» **EXERCISE REQUIREMENTS**
From the entries below, copy every line holding the word "type".

» **RECORDS PROVIDED**
= = = = =
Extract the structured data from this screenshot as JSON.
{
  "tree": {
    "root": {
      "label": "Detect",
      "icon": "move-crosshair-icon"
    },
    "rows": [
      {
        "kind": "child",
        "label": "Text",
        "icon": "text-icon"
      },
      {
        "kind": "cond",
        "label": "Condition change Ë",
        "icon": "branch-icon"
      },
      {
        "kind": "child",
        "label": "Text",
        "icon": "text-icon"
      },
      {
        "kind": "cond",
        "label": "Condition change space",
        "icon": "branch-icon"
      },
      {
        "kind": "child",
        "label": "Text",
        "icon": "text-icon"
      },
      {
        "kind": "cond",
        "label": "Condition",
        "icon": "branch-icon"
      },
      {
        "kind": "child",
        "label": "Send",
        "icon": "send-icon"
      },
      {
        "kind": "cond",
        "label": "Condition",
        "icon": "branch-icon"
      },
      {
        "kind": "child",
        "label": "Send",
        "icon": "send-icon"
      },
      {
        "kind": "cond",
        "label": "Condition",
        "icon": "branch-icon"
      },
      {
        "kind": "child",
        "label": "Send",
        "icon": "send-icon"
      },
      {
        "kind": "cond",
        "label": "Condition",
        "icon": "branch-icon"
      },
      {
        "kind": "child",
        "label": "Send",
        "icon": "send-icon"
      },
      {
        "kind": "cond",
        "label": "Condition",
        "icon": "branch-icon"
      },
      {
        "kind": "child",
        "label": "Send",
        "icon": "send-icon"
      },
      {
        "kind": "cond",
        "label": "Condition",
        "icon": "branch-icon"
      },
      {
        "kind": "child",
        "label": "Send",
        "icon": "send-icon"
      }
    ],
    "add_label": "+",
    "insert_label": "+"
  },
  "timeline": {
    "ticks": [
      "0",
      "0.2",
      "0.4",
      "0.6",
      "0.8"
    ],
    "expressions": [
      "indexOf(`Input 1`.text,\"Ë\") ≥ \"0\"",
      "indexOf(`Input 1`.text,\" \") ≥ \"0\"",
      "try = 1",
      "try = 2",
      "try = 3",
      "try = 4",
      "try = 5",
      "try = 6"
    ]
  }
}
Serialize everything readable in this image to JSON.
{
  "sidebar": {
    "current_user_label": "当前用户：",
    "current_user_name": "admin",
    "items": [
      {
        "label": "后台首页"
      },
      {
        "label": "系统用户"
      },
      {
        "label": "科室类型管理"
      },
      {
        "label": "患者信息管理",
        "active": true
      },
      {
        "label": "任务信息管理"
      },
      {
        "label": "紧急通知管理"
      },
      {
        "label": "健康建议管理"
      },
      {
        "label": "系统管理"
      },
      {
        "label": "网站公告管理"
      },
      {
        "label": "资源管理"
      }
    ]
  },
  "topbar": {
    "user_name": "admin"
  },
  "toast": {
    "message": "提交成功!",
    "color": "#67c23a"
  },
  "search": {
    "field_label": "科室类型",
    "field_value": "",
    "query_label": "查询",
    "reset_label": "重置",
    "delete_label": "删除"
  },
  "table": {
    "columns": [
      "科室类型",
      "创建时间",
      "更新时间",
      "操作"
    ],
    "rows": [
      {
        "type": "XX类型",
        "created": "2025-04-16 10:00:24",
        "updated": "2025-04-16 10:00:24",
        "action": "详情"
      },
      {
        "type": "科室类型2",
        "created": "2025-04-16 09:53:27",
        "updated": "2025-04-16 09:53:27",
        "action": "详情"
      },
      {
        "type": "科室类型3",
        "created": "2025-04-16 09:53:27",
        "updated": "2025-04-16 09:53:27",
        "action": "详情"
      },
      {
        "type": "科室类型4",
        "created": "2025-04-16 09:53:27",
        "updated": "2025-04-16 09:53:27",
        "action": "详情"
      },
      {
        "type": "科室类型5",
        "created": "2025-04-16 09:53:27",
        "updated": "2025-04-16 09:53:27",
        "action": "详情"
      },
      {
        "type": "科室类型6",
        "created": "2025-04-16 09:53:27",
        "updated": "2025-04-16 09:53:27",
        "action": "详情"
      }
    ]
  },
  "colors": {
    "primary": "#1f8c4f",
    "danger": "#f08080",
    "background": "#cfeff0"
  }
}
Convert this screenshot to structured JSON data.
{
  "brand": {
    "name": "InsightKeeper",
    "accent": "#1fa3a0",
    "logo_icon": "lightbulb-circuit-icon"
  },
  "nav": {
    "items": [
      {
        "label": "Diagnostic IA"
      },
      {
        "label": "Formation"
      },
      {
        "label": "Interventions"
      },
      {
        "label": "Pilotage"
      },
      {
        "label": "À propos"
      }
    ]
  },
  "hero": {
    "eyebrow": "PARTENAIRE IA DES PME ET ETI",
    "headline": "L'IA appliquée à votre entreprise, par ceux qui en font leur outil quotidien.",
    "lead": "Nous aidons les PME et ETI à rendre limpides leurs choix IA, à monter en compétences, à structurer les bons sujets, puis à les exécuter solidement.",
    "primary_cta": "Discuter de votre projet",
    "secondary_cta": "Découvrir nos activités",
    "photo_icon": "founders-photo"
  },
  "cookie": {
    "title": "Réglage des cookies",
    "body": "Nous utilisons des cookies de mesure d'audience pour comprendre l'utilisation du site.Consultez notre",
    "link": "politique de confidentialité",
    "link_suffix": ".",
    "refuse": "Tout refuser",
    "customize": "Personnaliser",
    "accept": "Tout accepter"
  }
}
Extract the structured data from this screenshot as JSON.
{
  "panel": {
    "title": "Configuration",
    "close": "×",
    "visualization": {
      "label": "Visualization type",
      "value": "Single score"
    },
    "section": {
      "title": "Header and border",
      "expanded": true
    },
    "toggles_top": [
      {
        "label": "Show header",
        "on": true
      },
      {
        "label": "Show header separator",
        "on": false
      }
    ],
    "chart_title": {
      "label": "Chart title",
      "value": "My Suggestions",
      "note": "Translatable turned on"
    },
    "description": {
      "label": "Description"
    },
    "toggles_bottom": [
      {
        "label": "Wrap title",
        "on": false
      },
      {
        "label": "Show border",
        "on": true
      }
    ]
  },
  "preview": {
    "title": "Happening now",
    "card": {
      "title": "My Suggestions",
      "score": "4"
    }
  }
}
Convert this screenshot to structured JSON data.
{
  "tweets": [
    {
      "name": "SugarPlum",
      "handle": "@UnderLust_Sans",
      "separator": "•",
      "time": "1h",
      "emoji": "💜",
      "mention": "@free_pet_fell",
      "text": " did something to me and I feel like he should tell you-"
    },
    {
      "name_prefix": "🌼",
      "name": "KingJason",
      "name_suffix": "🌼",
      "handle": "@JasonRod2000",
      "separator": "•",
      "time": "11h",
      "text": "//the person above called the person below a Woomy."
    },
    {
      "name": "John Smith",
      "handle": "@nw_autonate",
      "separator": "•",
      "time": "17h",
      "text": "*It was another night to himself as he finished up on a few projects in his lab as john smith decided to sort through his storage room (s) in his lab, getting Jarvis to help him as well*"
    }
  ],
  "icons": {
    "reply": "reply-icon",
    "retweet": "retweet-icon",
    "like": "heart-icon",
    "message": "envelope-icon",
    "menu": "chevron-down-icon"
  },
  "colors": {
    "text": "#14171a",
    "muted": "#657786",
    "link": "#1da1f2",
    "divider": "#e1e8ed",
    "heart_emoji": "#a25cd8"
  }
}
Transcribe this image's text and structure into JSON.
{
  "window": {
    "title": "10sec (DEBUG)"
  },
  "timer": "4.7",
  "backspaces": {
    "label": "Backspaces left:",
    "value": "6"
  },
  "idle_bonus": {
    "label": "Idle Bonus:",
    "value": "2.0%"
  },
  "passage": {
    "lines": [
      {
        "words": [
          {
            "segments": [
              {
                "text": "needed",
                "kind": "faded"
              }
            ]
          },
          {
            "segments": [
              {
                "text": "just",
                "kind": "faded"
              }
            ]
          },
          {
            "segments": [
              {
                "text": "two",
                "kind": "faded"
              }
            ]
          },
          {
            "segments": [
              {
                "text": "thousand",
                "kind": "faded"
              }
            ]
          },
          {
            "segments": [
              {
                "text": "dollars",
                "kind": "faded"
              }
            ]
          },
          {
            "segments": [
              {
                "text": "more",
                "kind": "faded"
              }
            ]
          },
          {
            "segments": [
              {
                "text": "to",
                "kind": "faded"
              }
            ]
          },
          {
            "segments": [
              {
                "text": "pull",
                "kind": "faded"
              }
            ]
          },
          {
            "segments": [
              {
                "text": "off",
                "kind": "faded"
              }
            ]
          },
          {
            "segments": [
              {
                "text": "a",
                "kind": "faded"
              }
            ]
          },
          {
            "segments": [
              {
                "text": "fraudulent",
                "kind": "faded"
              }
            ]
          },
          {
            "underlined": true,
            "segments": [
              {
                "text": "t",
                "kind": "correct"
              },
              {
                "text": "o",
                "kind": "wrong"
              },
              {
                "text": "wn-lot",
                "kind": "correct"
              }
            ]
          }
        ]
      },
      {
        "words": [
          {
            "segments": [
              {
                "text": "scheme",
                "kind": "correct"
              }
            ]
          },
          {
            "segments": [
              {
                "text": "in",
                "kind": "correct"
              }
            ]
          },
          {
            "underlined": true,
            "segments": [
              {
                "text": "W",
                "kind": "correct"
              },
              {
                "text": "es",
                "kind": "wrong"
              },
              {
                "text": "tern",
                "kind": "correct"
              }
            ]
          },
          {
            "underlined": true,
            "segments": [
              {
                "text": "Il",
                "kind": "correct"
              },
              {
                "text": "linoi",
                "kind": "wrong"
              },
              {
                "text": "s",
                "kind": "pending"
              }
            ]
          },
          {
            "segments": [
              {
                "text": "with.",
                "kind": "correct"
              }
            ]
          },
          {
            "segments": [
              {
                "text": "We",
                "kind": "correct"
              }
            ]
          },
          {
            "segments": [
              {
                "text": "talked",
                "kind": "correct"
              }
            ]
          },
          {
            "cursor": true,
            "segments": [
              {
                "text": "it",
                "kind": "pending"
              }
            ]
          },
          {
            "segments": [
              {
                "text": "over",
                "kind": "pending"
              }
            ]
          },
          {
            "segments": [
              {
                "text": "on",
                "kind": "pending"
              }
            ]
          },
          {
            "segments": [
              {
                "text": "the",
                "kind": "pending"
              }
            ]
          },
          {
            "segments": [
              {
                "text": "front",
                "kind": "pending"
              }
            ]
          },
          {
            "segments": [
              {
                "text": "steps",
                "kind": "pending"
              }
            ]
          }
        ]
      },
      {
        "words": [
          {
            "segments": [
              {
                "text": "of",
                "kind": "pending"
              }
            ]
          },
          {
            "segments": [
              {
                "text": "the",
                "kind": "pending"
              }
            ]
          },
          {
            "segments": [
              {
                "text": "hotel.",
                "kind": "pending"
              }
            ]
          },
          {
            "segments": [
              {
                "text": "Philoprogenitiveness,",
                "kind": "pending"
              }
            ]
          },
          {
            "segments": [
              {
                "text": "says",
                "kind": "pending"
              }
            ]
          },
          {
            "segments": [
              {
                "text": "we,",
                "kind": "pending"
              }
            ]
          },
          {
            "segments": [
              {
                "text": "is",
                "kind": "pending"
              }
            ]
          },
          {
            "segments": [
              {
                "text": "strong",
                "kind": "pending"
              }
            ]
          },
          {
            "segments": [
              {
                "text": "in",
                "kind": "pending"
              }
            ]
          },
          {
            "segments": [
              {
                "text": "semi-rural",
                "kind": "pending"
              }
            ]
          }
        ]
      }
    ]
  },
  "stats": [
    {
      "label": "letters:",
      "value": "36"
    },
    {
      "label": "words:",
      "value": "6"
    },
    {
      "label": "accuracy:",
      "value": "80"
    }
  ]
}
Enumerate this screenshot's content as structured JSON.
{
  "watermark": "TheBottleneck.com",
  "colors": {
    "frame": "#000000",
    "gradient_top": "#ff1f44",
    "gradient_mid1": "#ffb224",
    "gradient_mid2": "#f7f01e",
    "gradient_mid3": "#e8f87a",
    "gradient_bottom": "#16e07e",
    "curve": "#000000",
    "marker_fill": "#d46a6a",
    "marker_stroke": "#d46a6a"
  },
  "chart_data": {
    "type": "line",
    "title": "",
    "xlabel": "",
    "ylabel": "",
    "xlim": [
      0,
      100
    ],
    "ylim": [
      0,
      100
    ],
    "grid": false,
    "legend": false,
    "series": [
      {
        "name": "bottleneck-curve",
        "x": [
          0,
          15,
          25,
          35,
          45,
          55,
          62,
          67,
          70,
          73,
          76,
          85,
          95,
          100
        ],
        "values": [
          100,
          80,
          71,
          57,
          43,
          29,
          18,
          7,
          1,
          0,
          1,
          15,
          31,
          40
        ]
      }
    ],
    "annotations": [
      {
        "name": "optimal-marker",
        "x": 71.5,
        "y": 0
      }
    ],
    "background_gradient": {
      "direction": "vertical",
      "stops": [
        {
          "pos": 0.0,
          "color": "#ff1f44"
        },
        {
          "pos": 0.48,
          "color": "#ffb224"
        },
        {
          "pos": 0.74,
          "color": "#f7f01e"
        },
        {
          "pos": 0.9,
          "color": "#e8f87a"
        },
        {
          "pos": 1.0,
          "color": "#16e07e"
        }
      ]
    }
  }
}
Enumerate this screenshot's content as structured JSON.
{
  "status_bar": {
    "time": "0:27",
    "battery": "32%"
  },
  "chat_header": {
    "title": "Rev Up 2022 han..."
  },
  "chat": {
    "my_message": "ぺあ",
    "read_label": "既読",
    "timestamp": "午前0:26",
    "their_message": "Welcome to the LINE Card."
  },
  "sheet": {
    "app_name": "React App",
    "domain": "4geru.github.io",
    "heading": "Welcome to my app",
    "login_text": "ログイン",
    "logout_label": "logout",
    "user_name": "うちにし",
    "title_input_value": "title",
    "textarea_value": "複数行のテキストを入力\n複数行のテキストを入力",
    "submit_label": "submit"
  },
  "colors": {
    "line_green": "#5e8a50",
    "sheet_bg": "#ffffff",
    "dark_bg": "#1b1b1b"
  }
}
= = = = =
» **SOLUTION FOR THIS PROBLEM**
        "type": "XX类型",
        "type": "科室类型2",
        "type": "科室类型3",
        "type": "科室类型4",
        "type": "科室类型5",
        "type": "科室类型6",
      "label": "Visualization type",
    "type": "line",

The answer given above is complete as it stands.